━━━ DATA IN THIS EXERCISE
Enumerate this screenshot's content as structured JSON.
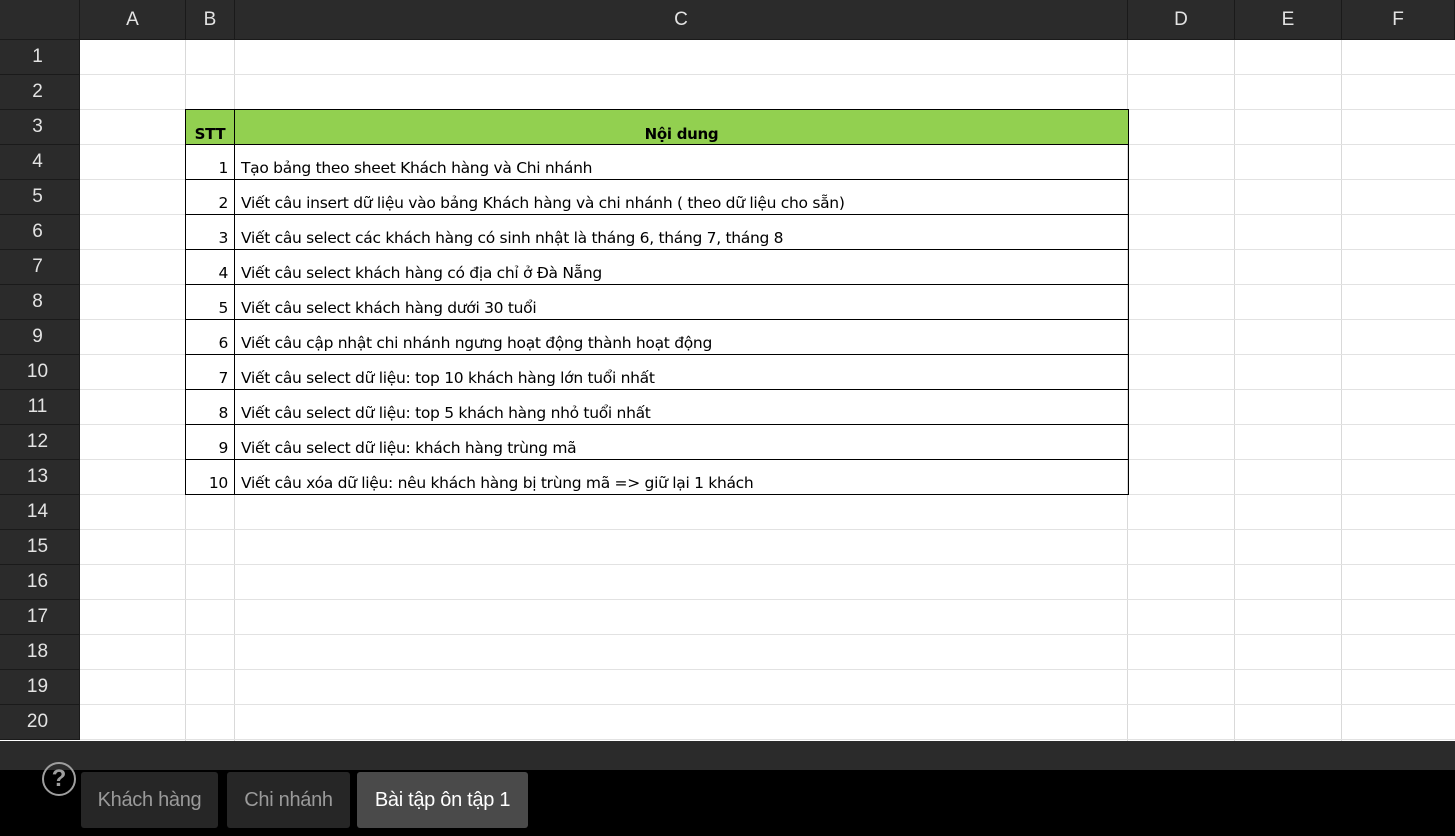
{
  "columns": [
    "A",
    "B",
    "C",
    "D",
    "E",
    "F"
  ],
  "rows": [
    "1",
    "2",
    "3",
    "4",
    "5",
    "6",
    "7",
    "8",
    "9",
    "10",
    "11",
    "12",
    "13",
    "14",
    "15",
    "16",
    "17",
    "18",
    "19",
    "20"
  ],
  "table": {
    "header_stt": "STT",
    "header_content": "Nội dung",
    "header_color": "#92d050",
    "items": [
      {
        "stt": "1",
        "text": "Tạo bảng theo sheet Khách hàng và Chi nhánh"
      },
      {
        "stt": "2",
        "text": "Viết câu insert dữ liệu vào bảng Khách hàng và chi nhánh ( theo dữ liệu cho sẵn)"
      },
      {
        "stt": "3",
        "text": "Viết câu select các khách hàng có sinh nhật là tháng 6, tháng 7, tháng 8"
      },
      {
        "stt": "4",
        "text": "Viết câu select khách hàng có địa chỉ ở Đà Nẵng"
      },
      {
        "stt": "5",
        "text": "Viết câu select khách hàng dưới 30 tuổi"
      },
      {
        "stt": "6",
        "text": "Viết câu cập nhật chi nhánh ngưng hoạt động thành hoạt động"
      },
      {
        "stt": "7",
        "text": "Viết câu select dữ liệu: top 10 khách hàng lớn tuổi nhất"
      },
      {
        "stt": "8",
        "text": "Viết câu select dữ liệu: top 5 khách hàng nhỏ tuổi nhất"
      },
      {
        "stt": "9",
        "text": "Viết câu select dữ liệu: khách hàng trùng mã"
      },
      {
        "stt": "10",
        "text": "Viết câu xóa dữ liệu: nêu khách hàng bị trùng mã => giữ lại 1 khách"
      }
    ]
  },
  "sheet_tabs": [
    {
      "label": "Khách hàng",
      "active": false
    },
    {
      "label": "Chi nhánh",
      "active": false
    },
    {
      "label": "Bài tập ôn tập 1",
      "active": true
    }
  ],
  "icons": {
    "help": "help-icon"
  }
}
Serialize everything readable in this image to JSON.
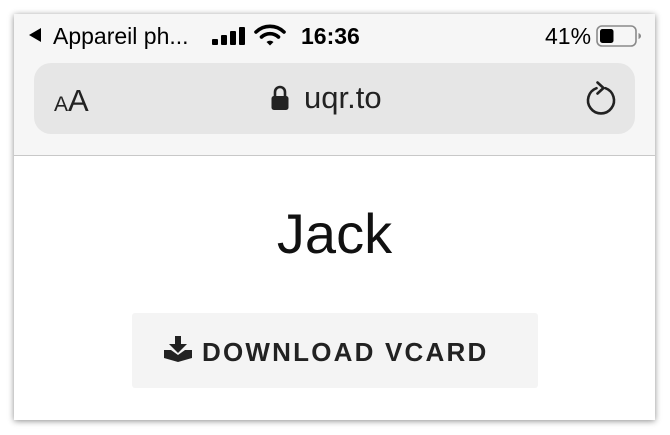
{
  "status_bar": {
    "carrier": "Appareil ph...",
    "time": "16:36",
    "battery_percent": "41%",
    "battery_level": 0.41
  },
  "browser": {
    "text_size_small": "A",
    "text_size_large": "A",
    "domain": "uqr.to"
  },
  "page": {
    "name": "Jack",
    "download_label": "DOWNLOAD VCARD"
  },
  "icons": {
    "back": "back-arrow-icon",
    "signal": "cellular-signal-icon",
    "wifi": "wifi-icon",
    "battery": "battery-icon",
    "lock": "lock-icon",
    "reload": "reload-icon",
    "download": "download-icon"
  },
  "colors": {
    "chrome_background": "#f6f6f6",
    "url_field": "#e6e6e6",
    "button_background": "#f4f4f4",
    "text": "#111111"
  }
}
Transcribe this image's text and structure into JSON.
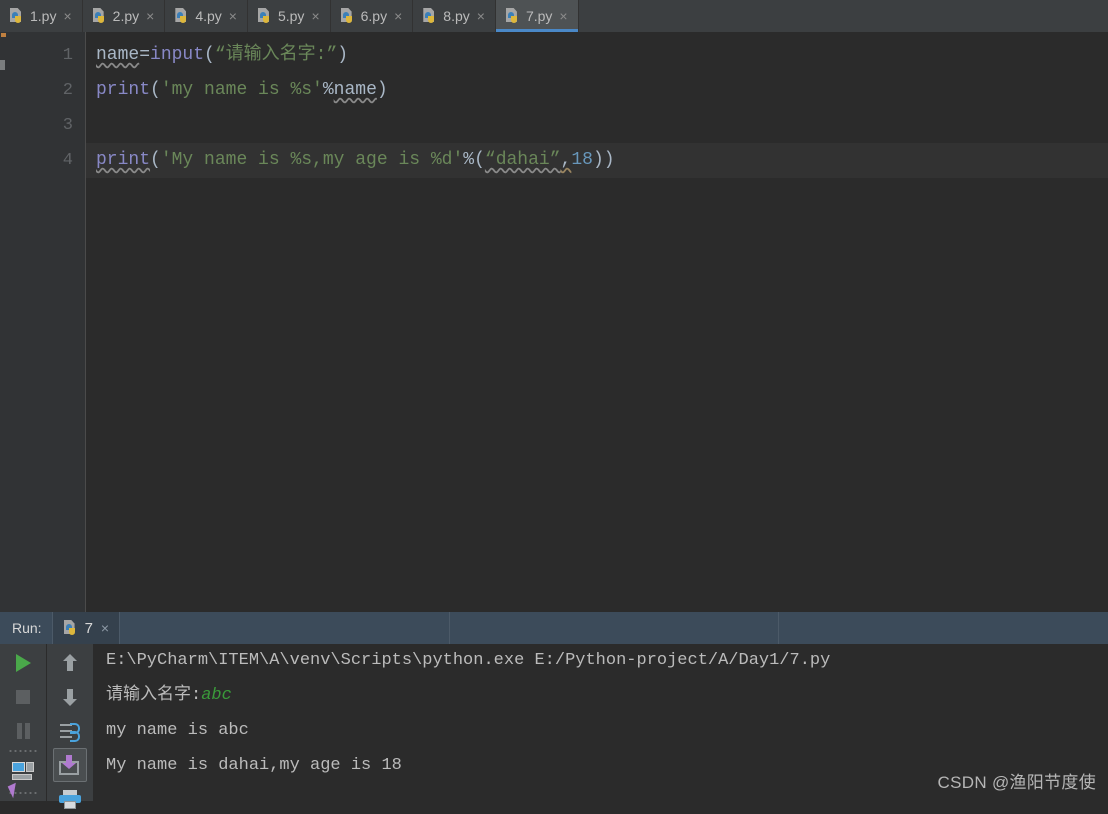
{
  "window": {
    "app": "PyCharm",
    "theme_bg": "#2b2b2b",
    "accent": "#4a88c7"
  },
  "tabbar": {
    "close_glyph": "×",
    "tabs": [
      {
        "label": "1.py",
        "icon": "python-file-icon",
        "active": false
      },
      {
        "label": "2.py",
        "icon": "python-file-icon",
        "active": false
      },
      {
        "label": "4.py",
        "icon": "python-file-icon",
        "active": false
      },
      {
        "label": "5.py",
        "icon": "python-file-icon",
        "active": false
      },
      {
        "label": "6.py",
        "icon": "python-file-icon",
        "active": false
      },
      {
        "label": "8.py",
        "icon": "python-file-icon",
        "active": false
      },
      {
        "label": "7.py",
        "icon": "python-file-icon",
        "active": true
      }
    ]
  },
  "editor": {
    "line_numbers": [
      "1",
      "2",
      "3",
      "4"
    ],
    "current_line": 4,
    "lines": [
      {
        "number": "1",
        "tokens": [
          {
            "text": "name",
            "style": "plain",
            "underline": "wavy"
          },
          {
            "text": "=",
            "style": "punct"
          },
          {
            "text": "input",
            "style": "builtin"
          },
          {
            "text": "(",
            "style": "punct"
          },
          {
            "text": "“请输入名字:”",
            "style": "str"
          },
          {
            "text": ")",
            "style": "punct"
          }
        ]
      },
      {
        "number": "2",
        "tokens": [
          {
            "text": "print",
            "style": "builtin"
          },
          {
            "text": "(",
            "style": "punct"
          },
          {
            "text": "'my name is %s'",
            "style": "str"
          },
          {
            "text": "%",
            "style": "punct"
          },
          {
            "text": "name",
            "style": "plain",
            "underline": "wavy"
          },
          {
            "text": ")",
            "style": "punct"
          }
        ]
      },
      {
        "number": "3",
        "tokens": []
      },
      {
        "number": "4",
        "tokens": [
          {
            "text": "print",
            "style": "builtin",
            "underline": "wavy"
          },
          {
            "text": "(",
            "style": "punct"
          },
          {
            "text": "'My name is %s,my age is %d'",
            "style": "str"
          },
          {
            "text": "%",
            "style": "punct"
          },
          {
            "text": "(",
            "style": "punct"
          },
          {
            "text": "“dahai”",
            "style": "str",
            "underline": "wavy"
          },
          {
            "text": ",",
            "style": "punct",
            "underline": "wavy-warn"
          },
          {
            "text": "18",
            "style": "num"
          },
          {
            "text": "))",
            "style": "punct"
          }
        ]
      }
    ],
    "plain_text": [
      "name=input(“请输入名字:”)",
      "print('my name is %s'%name)",
      "",
      "print('My name is %s,my age is %d'%(“dahai”,18))"
    ]
  },
  "run_panel": {
    "label": "Run:",
    "tab": {
      "label": "7",
      "icon": "python-file-icon",
      "close_glyph": "×"
    },
    "toolbar_left": [
      {
        "name": "rerun-button",
        "icon": "play-icon"
      },
      {
        "name": "stop-button",
        "icon": "stop-icon"
      },
      {
        "name": "pause-button",
        "icon": "pause-icon"
      },
      {
        "name": "show-console-button",
        "icon": "console-icon"
      }
    ],
    "toolbar_right": [
      {
        "name": "up-button",
        "icon": "arrow-up-icon"
      },
      {
        "name": "down-button",
        "icon": "arrow-down-icon"
      },
      {
        "name": "soft-wrap-button",
        "icon": "soft-wrap-icon"
      },
      {
        "name": "scroll-to-end-button",
        "icon": "scroll-to-end-icon",
        "selected": true
      },
      {
        "name": "print-button",
        "icon": "print-icon"
      }
    ],
    "console": {
      "lines": [
        {
          "text": "E:\\PyCharm\\ITEM\\A\\venv\\Scripts\\python.exe E:/Python-project/A/Day1/7.py",
          "kind": "command"
        },
        {
          "prompt": "请输入名字:",
          "input": "abc",
          "kind": "prompt-with-input"
        },
        {
          "text": "my name is abc",
          "kind": "output"
        },
        {
          "text": "My name is dahai,my age is 18",
          "kind": "output"
        }
      ]
    }
  },
  "watermark": {
    "text": "CSDN @渔阳节度使"
  }
}
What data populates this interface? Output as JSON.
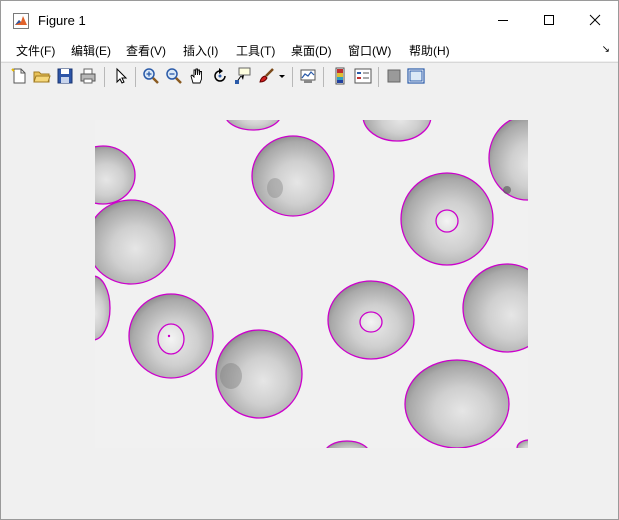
{
  "window": {
    "title": "Figure 1",
    "icons": {
      "app": "matlab-logo-icon",
      "minimize": "minimize-icon",
      "maximize": "maximize-icon",
      "close": "close-icon"
    }
  },
  "menubar": {
    "items": [
      {
        "label": "文件(F)"
      },
      {
        "label": "编辑(E)"
      },
      {
        "label": "查看(V)"
      },
      {
        "label": "插入(I)"
      },
      {
        "label": "工具(T)"
      },
      {
        "label": "桌面(D)"
      },
      {
        "label": "窗口(W)"
      },
      {
        "label": "帮助(H)"
      }
    ],
    "dock_arrow": "↘"
  },
  "toolbar": {
    "tools": [
      "new-figure-icon",
      "open-icon",
      "save-icon",
      "print-icon",
      "pointer-icon",
      "zoom-in-icon",
      "zoom-out-icon",
      "pan-hand-icon",
      "rotate-3d-icon",
      "data-cursor-icon",
      "brush-icon",
      "brush-dropdown-icon",
      "link-plot-icon",
      "colorbar-icon",
      "legend-icon",
      "hide-plot-tools-icon",
      "show-plot-tools-icon"
    ]
  },
  "figure": {
    "image": "blood-cell-segmentation",
    "outline_color": "#cc00cc"
  }
}
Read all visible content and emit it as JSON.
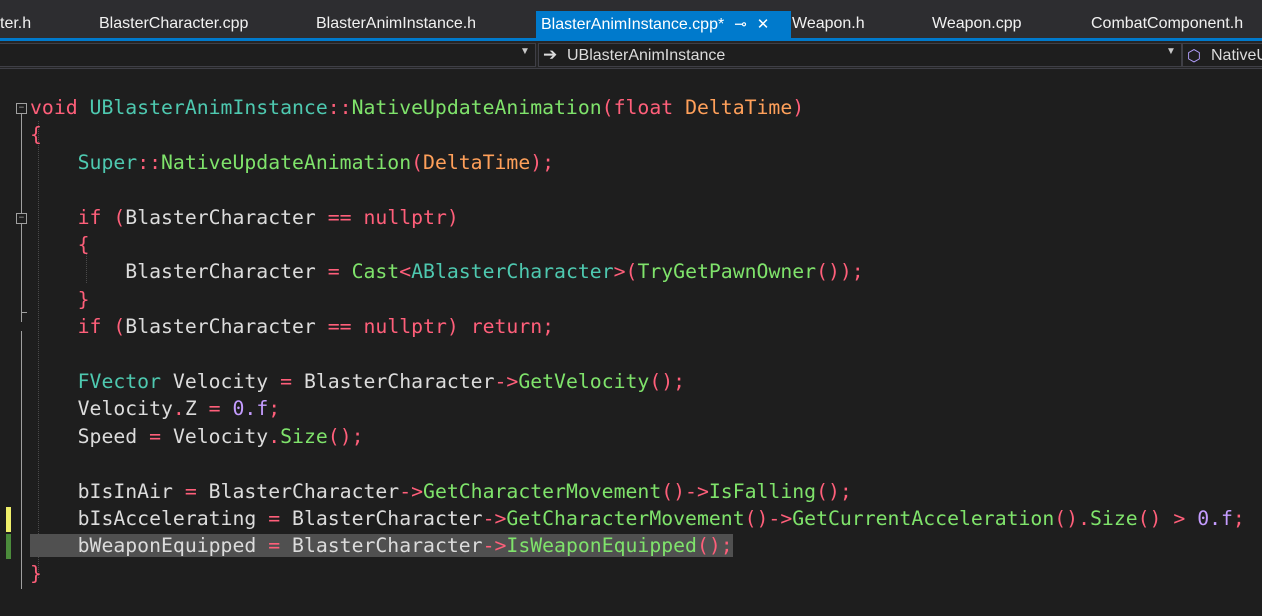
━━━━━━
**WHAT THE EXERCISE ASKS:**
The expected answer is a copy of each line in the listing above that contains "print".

**OUTPUT FOR THIS TASK:**
            "text": "print",
            "text": "print",
      "print('my name is %s'%name)",
      "print('My name is %s,my age is %d'%(“dahai”,18))"
        "name": "print-button",
        "icon": "print-icon"
      "print-icon",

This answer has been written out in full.